First right of refusal can be risky for second buyer

Talia Freedman REAL ESTATE

Q: I found a house I really like, but they have a first right of refusal. What does that mean? Should I even bother writing an offer? Can I still buy it?

A: The short answer is “yes.” You can still write an offer, but, even if you and the seller come to an agreement, it’s not completely a done deal. A First Right of Refusal (often 48 or 72 hours) means the seller has negotiated a contract with another buyer, but that buyer still has to sell their house in order to move forward. Instead of taking the house totally off the market and waiting for the buyer’s house to sell, the seller retains the right to market (and sell) the house given that, if they get another offer, they give the buyer a “first right of refusal.” If the buyer is able to move forward, all of the terms have already been negotiated, but you don’t get the house.

Let’s say you’ve written an offer, and the seller has accepted it. The seller then goes to their original buyer and gives them notice they need to either move forward within their agreed upon deadline or they have to release the property so the seller can move forward with you.
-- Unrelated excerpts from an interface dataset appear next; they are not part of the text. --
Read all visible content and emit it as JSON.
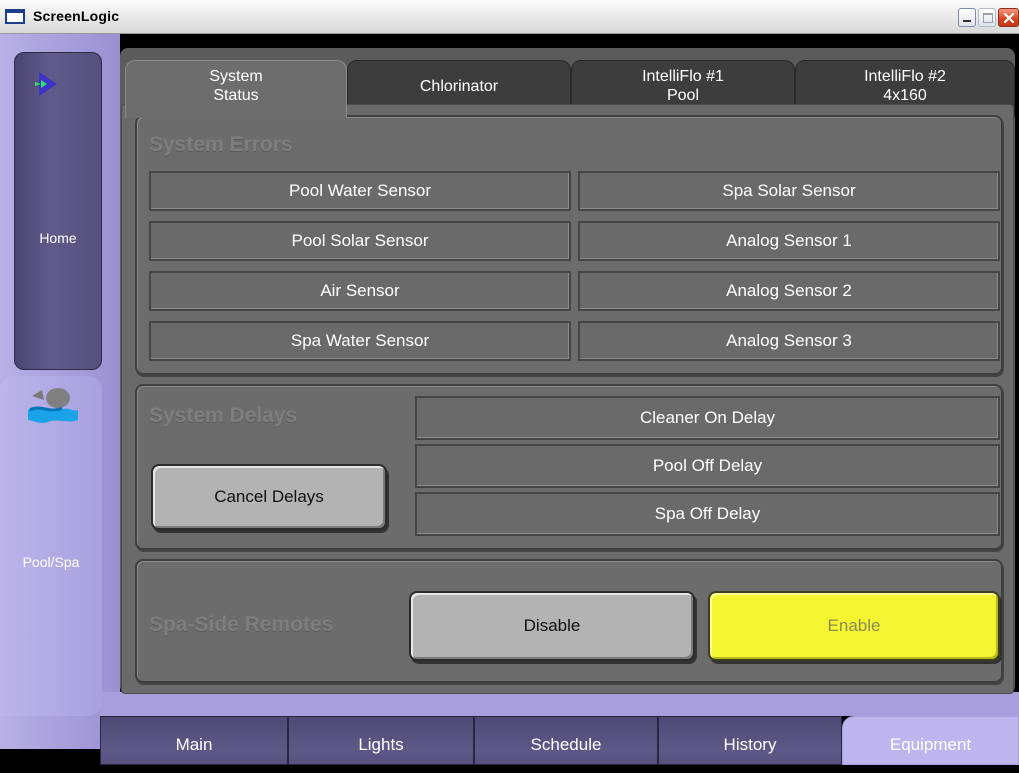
{
  "window": {
    "title": "ScreenLogic",
    "controls": {
      "minimize": "minimize-icon",
      "maximize": "maximize-icon",
      "close": "close-icon"
    }
  },
  "sidebar": {
    "items": [
      {
        "label": "Home",
        "icon": "pentair-logo-icon"
      },
      {
        "label": "Pool/Spa",
        "icon": "pool-spa-icon"
      }
    ]
  },
  "tabs": [
    {
      "line1": "System",
      "line2": "Status",
      "active": true
    },
    {
      "line1": "Chlorinator",
      "line2": "",
      "active": false
    },
    {
      "line1": "IntelliFlo #1",
      "line2": "Pool",
      "active": false
    },
    {
      "line1": "IntelliFlo #2",
      "line2": "4x160",
      "active": false
    }
  ],
  "system_errors": {
    "title": "System Errors",
    "cells": [
      "Pool Water Sensor",
      "Spa Solar Sensor",
      "Pool Solar Sensor",
      "Analog Sensor 1",
      "Air Sensor",
      "Analog Sensor 2",
      "Spa Water Sensor",
      "Analog Sensor 3"
    ]
  },
  "system_delays": {
    "title": "System Delays",
    "cancel_label": "Cancel Delays",
    "items": [
      "Cleaner On Delay",
      "Pool Off Delay",
      "Spa Off Delay"
    ]
  },
  "spa_side_remotes": {
    "title": "Spa-Side Remotes",
    "disable_label": "Disable",
    "enable_label": "Enable"
  },
  "bottom_nav": [
    {
      "label": "Main",
      "active": false
    },
    {
      "label": "Lights",
      "active": false
    },
    {
      "label": "Schedule",
      "active": false
    },
    {
      "label": "History",
      "active": false
    },
    {
      "label": "Equipment",
      "active": true
    }
  ],
  "colors": {
    "accent_lavender": "#beb5ef",
    "enable_yellow": "#f4f431",
    "panel_grey": "#6a6a6a"
  }
}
If the other buyer is able to move forward, you won’t be able to buy the house unless their deal falls through for some reason.
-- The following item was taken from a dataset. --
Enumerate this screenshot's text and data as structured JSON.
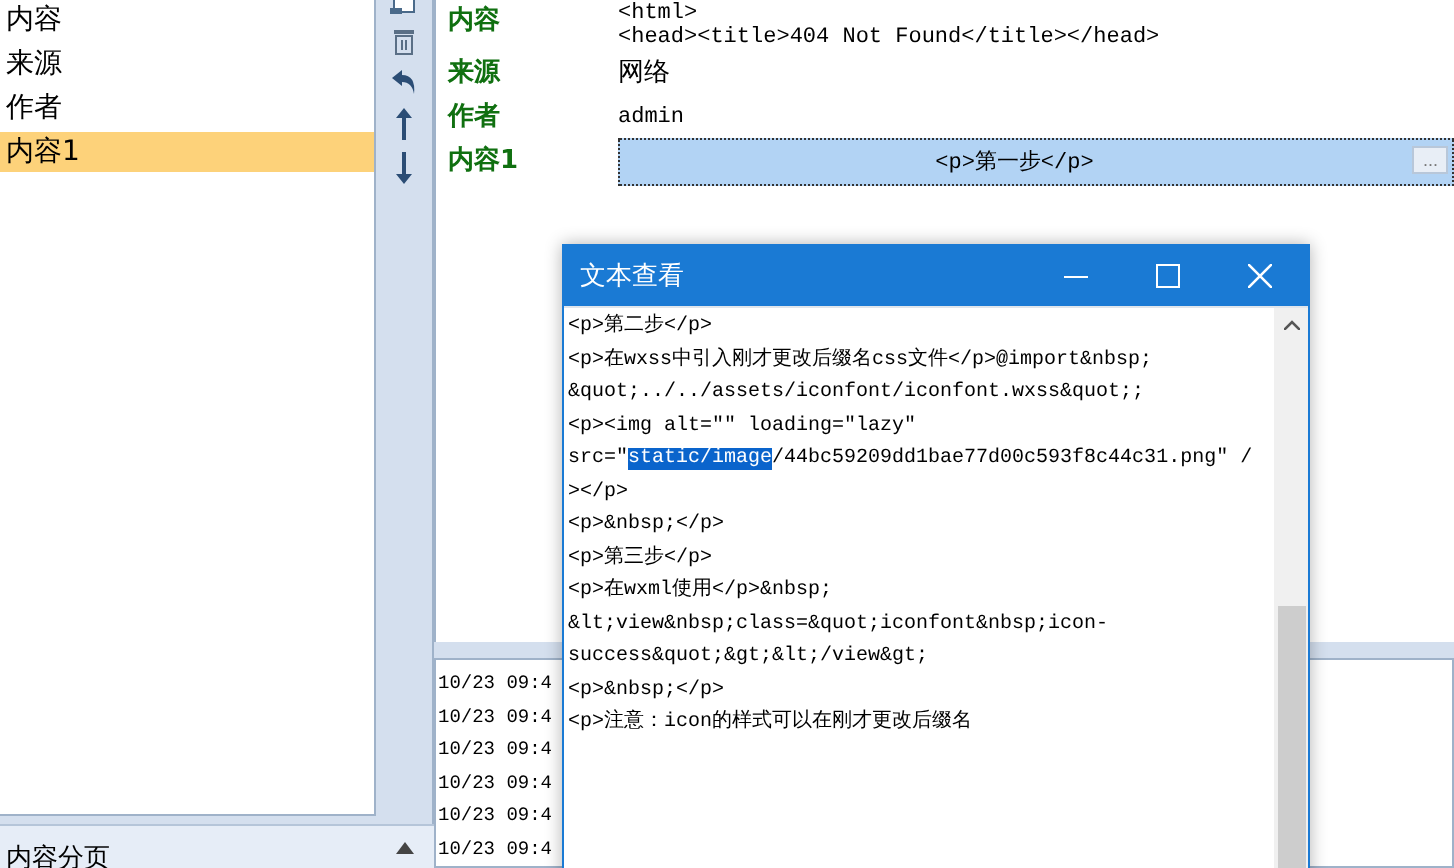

If the other buyer does not move forward, you’ll be able to purchase the house. Once you’re notified that you are moving forward, you’ll get started with depositing earnest money, getting insurance, starting the mortgage process, and scheduling inspections.

So, move forward as you would with any other house, but don’t get too attached until the “refusal” period is over and you know you’ve got a deal. It can be a little more complicated than some other purchases, but if it’s the right house for you, it’s worth the effort and the risk.

Talia Freedman is the owner of Talia Freedman and Co.